Before vegan activists get really angry, which is not my intention. You have my full support if the reason for you being vegan is a genuine dislike for killing animals for the sake of us eating them. I would say, however, that you have to work a bit harder to make sure you get all the nutrients in your diet to live a healthy and fruitful life… A few pointers:
Iron – most of your fruit and vegetables contain small amounts of iron. I know you’re not going to eat a whole bag and a bit of spinach but having it regularly in your diet along with other iron containing foods; peas, kidney beans, chick peas, tofu – will help you meet your requirements. Also a top tip, avoid drinking tea or coffee 1 or 2 hours before and after a meal as this may reduce how much iron your body absorbs.
Calcium – again not impossible to get your requirements on a vegan diet, just a bit more difficult. Among other foods, kale is your best friend when it comes to calcium. Quick recommendation – the Good Life Eatery on Sloane Av in London makes an incredible Good Life Salad with tons of kale (you will see it on my Instagram @rachelclarenutrition) – go get that, all the time.
Protein – your sources of protein include soya, tofu, beans and pulses, seeds (chia’s are great) and GRAINS – quinoa, wholemeal pasta, oats, etc. So if you’re gluten-free also, getting enough protein and having a variety in your diet will be a tad more difficult.

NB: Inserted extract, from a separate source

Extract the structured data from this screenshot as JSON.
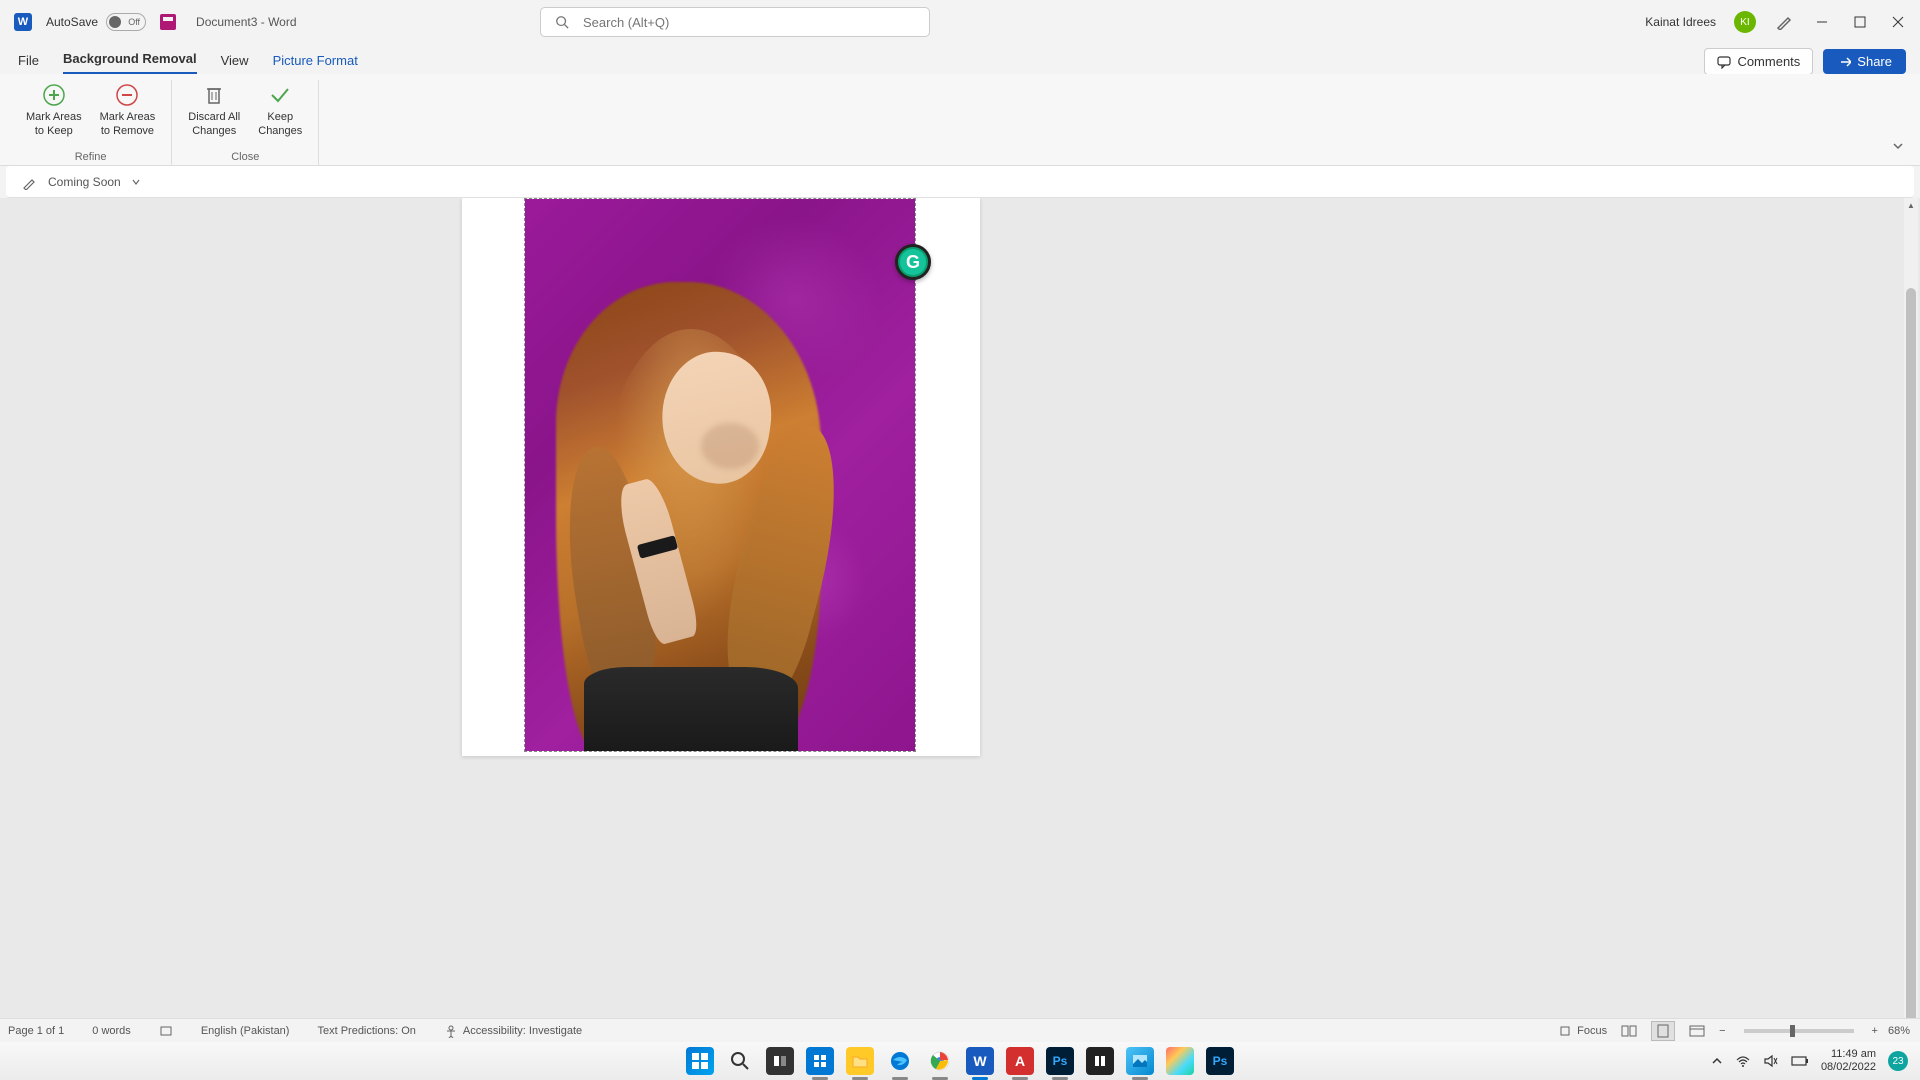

So, I hope that those who are vegan for animal rights, including the person who led my imagination to elderly sheep, feel that their views are respected – I wouldn’t want anything else. If, however, people are considering to go vegan more for health reasons I hope this might make you think twice. You don’t have to go down this road and actually achieving health and wellness on a vegan regime is a harder battle than eating generally well.
If you are vegan and want to go through things in more detail to make sure you’re getting enough of the right nutrients, then I’m offering 50% off consultations until the end of September for vegans only! That’s how much I want you to feel appreciated by me.
Healthy lives are fruitful lives.